The principles of non-involvement in politics and obedience to government, far from being obstacles to social change, are aspect of an approach set forth in the Bahá’í writing to implement effective remedies for and address the root causes of the ills afflicting society. This approach includes active involvement in the life of society as well as the possibility of influencing and contributing to the social policies of government by all lawful means.—The Universal House of Justice, letter to the National Spiritual Assembly of the Bahá’ís of the United States, April 27, 2017, p. 2.
Let’s change disciplines, or categories. for a moment—to look at the loneliness of artists. Roger White, a Bahá’í poet, wrote in his poem called “Advice from a Poet—‘Bring Chocolate’”:
In the Bahá´í Order the artists will find their home at the center of their community, free to interact constructively with the people who are served by their art; free to give and to receive strength and inspiration. It is my hope that you will be in the vanguard of this reconciliation between artists and their world. As Bahá’u’lláh foretells, the artists are coming home to claim their place. I urge you: Be there! Welcome them! Bring chocolate!

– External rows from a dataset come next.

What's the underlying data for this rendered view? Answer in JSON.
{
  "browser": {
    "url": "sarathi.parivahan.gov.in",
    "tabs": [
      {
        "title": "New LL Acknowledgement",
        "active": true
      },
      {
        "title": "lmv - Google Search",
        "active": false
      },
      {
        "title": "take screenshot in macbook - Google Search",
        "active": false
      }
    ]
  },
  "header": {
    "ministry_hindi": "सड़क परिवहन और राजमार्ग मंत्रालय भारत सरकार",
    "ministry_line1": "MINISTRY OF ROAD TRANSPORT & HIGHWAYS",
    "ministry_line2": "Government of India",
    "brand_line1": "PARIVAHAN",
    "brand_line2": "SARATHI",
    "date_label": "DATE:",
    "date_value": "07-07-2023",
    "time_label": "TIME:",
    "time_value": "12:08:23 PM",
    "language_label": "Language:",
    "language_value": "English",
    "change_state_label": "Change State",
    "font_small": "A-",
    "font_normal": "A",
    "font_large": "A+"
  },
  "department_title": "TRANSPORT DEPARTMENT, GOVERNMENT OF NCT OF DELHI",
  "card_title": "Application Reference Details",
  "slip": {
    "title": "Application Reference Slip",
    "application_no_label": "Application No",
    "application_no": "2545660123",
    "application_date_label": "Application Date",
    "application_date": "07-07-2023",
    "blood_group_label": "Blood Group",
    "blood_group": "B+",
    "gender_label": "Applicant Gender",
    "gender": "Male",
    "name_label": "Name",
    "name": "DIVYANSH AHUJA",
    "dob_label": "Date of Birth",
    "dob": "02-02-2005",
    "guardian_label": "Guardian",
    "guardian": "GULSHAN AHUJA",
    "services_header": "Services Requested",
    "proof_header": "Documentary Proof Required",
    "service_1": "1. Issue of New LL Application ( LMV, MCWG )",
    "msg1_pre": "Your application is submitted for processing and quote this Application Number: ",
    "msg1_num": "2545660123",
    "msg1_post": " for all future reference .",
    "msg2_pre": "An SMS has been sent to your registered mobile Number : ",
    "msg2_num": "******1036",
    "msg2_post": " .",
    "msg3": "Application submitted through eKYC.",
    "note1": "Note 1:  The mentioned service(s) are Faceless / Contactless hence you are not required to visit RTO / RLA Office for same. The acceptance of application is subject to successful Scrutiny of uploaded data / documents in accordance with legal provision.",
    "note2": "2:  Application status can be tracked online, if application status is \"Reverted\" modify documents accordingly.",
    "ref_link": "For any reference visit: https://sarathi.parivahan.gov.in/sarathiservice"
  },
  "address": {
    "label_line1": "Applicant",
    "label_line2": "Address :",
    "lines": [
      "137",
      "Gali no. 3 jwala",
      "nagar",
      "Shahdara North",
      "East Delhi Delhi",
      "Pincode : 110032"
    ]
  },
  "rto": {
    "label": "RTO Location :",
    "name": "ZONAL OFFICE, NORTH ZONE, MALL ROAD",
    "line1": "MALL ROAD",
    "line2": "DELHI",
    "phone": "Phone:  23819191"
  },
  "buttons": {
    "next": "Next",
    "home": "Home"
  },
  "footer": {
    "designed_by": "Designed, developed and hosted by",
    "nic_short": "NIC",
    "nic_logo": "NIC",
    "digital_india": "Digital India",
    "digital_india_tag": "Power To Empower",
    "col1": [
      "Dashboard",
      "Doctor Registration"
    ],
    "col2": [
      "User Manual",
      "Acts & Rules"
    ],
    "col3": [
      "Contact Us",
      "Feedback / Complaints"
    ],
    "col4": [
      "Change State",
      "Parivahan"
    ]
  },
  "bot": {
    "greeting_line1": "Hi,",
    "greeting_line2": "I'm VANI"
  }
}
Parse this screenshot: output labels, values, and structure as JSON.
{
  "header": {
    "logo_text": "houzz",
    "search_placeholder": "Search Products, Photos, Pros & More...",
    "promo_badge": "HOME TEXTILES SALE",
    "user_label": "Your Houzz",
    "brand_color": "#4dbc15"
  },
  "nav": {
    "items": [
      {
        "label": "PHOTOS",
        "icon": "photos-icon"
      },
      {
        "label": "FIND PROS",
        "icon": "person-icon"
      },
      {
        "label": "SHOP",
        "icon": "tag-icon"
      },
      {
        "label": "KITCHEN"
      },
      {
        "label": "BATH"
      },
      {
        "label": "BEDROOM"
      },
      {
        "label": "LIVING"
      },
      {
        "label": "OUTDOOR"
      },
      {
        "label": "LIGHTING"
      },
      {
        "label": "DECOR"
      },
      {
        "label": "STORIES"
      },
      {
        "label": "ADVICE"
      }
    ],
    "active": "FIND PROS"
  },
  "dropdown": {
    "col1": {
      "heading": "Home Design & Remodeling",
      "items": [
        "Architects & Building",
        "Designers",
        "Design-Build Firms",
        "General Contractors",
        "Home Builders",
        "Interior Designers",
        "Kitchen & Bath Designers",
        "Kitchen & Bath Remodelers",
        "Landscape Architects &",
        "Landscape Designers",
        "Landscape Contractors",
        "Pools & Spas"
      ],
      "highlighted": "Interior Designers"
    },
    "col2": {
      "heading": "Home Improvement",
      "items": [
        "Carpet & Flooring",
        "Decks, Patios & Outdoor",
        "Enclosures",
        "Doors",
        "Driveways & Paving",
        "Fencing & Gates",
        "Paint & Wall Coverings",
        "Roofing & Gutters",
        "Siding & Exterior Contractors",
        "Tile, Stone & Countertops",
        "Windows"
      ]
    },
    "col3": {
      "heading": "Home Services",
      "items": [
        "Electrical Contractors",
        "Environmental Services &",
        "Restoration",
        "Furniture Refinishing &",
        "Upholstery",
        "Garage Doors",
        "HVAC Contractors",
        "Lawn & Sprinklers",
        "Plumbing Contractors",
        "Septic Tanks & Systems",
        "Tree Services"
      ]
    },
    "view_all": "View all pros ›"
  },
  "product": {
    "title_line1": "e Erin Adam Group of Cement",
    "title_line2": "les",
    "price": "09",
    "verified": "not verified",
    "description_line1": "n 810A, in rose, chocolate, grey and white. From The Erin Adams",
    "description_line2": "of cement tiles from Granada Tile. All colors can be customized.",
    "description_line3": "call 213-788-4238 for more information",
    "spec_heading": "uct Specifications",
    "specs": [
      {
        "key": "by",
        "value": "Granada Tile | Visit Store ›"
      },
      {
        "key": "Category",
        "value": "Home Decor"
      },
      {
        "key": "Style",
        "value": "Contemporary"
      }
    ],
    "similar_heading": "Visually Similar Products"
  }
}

For those working in climate change and sustainable development: Let’s all be there to encourage them, to listen to them, and to learn from them as they work to advance knowledge about, promote action in, and engage in public discourse about climate change and sustainable development—the Arthurs, the Christines, the Yuetees, the Margarets, the Marilyns, and to the-too-many-more-to-name as they labor in the field to lay bricks in an important aspect of Bahá’ulláh’s World Order.
Let’s be there for them. Let’s welcome them. Let’s bring them chocolate.